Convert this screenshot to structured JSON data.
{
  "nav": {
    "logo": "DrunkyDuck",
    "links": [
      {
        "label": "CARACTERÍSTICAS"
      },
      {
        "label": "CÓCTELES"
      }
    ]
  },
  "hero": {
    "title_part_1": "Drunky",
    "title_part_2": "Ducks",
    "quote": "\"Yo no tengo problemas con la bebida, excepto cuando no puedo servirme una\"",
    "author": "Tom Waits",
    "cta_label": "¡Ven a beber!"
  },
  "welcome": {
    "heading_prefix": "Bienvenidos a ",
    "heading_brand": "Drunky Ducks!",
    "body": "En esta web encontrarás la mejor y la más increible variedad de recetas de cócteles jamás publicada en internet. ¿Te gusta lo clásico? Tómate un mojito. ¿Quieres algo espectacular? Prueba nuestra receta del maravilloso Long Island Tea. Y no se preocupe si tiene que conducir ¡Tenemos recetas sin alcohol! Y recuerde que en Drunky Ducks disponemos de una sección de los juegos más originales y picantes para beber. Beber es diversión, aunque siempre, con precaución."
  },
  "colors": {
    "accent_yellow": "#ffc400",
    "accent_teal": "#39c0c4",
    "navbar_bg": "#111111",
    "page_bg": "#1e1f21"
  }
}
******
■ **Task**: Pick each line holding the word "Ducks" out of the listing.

■ **Written reply**:
    "title_part_2": "Ducks",
    "heading_brand": "Drunky Ducks!",
    "body": "En esta web encontrarás la mejor y la más increible variedad de recetas de cócteles jamás publicada en internet. ¿Te gusta lo clásico? Tómate un mojito. ¿Quieres algo espectacular? Prueba nuestra receta del maravilloso Long Island Tea. Y no se preocupe si tiene que conducir ¡Tenemos recetas sin alcohol! Y recuerde que en Drunky Ducks disponemos de una sección de los juegos más originales y picantes para beber. Beber es diversión, aunque siempre, con precaución."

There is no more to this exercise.